The making of 3D Google Earth map: clouds, typhoons, can’t stop Hong Kong firm
Mapping and survey firm Dimap overcomes weather challenges to deliver 200,000 helicopter-mounted images
Clouds, tall buildings and the risk of typhoons were among the challenges for a Hong Kong company charged with taking the images behind the first 3D Google Earth map of an Asian city.
Mapping and survey firm Dimap followed strict flying regulations to use five Hasselblad cameras mounted on a helicopter to take 16 pictures of each building to create 3D images so realistic Google claims it is like flying through the city.
The company is equipped with technology to adjust images for any tilt of the helicopter, but project faced issues such as the weather and the risk of typhoons in September and October.
“ICC was one of our challenges because it is very tall and there was a limit to how high we could fly because the cloud level was really low, so we had to had to re-fly that a few times,” said Cindy Law, who works in marketing and production support for Dimap.
After 40 hours of flying time last September and October, Dimap staff spent two months cleaning up the images to remove cloud shadows and haze before delivering 200,000 pictures to Google. The search giant released the 3D map of Hong Kong’s urban areas in mid-October.
“Hong Kong’s skyline is one of the most dramatic in the world,” said Google Hong Kong managing director Dominic Allon in a blog post.

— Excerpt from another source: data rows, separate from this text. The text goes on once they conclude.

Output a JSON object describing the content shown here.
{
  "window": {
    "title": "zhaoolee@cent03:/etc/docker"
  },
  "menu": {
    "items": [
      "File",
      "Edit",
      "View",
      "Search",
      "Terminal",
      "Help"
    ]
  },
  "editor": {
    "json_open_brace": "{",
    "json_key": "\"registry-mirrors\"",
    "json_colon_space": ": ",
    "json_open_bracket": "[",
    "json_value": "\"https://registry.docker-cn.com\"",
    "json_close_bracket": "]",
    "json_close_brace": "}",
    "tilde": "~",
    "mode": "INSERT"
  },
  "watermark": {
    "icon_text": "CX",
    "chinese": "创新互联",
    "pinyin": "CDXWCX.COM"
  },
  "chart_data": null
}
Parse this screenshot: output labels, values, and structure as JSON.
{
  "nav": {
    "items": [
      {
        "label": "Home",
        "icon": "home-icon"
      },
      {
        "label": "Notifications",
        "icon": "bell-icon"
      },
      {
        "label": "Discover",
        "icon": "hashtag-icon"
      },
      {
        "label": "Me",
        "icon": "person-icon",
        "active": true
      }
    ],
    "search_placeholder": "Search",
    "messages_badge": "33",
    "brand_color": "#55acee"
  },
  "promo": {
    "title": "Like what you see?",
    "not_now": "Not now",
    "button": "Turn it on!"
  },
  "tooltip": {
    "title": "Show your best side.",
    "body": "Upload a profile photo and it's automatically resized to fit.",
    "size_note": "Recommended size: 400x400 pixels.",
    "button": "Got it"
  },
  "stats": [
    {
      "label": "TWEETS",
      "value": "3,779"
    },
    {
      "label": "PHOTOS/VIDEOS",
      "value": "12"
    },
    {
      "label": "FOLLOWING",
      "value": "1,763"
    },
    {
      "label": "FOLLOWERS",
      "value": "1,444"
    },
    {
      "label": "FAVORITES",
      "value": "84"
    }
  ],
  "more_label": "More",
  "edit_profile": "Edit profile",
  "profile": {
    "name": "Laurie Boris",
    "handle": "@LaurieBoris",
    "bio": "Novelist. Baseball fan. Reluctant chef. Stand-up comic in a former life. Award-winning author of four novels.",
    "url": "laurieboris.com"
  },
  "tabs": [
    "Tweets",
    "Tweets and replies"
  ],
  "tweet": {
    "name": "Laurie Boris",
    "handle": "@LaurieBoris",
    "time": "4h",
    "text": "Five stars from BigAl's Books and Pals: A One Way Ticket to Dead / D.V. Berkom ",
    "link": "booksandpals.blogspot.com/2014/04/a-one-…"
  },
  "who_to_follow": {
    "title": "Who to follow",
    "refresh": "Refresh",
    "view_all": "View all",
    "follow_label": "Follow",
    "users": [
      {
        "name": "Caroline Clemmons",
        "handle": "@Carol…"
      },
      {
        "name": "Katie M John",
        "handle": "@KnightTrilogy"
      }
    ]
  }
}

Hong Kong University of Science and Technology computer science professor Long Quan, who is developing 3D maps of locations using drone footage shot by members of the public, said the technology still has a ways to go in terms of cost and accessibility.

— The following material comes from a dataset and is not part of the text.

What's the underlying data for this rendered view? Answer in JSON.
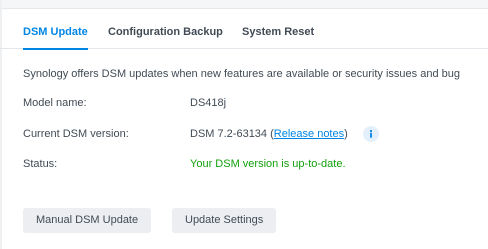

“In the future everything is going to be 3D, but we are not yet there,” Long said.